What the exercise asks: The answer must be every line below that contains the string "circle".

Items from a data source:
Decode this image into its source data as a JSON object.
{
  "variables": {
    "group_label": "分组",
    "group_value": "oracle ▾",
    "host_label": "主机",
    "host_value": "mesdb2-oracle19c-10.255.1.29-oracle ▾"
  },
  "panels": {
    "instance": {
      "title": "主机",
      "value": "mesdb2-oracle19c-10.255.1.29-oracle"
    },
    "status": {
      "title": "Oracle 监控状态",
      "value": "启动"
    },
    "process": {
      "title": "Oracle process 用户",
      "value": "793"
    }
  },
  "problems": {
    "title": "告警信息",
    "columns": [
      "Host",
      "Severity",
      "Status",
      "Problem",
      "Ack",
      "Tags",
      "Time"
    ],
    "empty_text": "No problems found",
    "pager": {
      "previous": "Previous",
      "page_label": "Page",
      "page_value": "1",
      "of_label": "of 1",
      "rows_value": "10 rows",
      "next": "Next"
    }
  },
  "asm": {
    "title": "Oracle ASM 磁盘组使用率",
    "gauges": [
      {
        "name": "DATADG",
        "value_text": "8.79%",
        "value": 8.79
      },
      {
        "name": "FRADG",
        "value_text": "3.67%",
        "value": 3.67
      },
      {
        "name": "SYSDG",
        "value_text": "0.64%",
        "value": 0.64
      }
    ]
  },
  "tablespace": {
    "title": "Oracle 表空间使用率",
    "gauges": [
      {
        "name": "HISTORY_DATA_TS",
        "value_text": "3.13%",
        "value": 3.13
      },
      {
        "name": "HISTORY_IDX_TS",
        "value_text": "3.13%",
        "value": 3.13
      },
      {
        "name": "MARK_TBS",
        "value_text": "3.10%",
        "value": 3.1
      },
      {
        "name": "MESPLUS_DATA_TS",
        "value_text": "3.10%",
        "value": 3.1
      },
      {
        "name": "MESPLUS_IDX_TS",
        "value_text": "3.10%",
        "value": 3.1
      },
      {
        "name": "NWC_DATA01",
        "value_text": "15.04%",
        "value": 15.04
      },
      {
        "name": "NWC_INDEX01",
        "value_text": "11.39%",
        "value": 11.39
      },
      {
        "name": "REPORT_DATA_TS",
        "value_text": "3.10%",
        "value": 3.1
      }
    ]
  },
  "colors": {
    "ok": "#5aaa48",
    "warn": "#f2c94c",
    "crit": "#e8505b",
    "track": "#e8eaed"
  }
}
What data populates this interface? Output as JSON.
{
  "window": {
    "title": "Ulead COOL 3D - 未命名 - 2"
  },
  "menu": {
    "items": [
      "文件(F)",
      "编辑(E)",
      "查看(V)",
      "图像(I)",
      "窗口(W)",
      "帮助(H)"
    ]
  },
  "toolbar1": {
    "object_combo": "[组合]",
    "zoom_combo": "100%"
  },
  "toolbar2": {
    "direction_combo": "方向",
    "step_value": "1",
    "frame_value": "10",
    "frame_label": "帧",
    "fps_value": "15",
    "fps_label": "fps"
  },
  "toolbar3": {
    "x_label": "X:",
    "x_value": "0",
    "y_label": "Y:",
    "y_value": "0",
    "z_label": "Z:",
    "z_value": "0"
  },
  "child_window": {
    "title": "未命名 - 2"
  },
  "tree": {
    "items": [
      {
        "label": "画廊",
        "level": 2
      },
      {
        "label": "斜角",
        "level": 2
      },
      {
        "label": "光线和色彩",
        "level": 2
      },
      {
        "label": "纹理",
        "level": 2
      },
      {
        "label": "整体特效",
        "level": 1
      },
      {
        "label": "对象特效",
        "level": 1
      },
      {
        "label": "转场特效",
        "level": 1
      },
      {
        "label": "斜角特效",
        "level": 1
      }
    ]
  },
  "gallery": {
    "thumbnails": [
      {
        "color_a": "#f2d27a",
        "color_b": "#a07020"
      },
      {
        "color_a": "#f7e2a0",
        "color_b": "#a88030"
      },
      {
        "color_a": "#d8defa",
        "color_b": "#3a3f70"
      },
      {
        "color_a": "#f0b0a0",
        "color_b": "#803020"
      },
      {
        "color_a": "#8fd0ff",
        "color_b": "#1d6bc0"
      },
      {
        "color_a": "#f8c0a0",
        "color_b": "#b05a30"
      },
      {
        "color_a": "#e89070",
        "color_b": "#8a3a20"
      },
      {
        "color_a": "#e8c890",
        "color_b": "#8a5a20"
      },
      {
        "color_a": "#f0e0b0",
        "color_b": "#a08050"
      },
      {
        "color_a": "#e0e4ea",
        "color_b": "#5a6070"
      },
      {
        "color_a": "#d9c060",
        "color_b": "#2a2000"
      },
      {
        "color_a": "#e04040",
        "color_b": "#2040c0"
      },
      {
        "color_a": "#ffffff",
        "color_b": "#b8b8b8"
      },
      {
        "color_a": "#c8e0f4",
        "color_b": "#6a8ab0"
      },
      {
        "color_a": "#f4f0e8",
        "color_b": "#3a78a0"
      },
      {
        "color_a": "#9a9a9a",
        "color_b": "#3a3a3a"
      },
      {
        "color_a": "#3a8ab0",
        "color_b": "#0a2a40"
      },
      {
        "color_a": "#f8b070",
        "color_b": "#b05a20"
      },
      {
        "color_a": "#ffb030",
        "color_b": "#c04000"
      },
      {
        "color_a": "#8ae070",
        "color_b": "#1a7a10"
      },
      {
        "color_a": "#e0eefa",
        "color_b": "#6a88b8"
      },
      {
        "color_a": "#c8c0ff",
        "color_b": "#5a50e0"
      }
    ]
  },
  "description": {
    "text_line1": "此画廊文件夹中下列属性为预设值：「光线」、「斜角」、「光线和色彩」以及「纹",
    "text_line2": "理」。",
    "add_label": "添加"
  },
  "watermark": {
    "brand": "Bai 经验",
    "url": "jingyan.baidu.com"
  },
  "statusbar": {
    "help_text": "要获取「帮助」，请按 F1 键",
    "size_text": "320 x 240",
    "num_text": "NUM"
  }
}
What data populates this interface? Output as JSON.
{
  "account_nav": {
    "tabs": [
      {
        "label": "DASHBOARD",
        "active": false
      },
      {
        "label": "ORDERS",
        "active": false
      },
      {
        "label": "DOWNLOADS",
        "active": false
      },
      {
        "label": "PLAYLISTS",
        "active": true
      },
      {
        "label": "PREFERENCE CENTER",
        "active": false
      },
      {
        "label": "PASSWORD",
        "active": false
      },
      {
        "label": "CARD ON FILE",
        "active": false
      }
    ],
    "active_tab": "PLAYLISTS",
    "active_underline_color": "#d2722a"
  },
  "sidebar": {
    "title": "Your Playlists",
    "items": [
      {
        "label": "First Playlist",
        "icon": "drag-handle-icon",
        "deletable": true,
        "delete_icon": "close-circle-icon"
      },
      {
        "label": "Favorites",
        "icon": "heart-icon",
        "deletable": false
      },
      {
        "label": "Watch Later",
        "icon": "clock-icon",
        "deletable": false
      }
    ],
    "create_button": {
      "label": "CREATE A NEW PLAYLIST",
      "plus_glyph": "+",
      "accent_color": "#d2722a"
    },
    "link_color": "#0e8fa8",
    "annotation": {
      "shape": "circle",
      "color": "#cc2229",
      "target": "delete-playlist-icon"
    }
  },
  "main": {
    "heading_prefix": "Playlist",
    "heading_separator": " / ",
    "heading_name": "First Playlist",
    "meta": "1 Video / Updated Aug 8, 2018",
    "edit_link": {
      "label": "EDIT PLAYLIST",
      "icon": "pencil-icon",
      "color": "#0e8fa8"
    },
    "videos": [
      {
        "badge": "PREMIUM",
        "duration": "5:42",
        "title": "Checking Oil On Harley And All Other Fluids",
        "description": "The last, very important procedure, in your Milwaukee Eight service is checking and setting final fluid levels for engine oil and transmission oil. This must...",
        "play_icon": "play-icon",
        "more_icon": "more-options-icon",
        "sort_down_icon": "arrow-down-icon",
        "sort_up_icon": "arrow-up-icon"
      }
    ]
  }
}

Response to this exercise:
        "delete_icon": "close-circle-icon"
      "shape": "circle",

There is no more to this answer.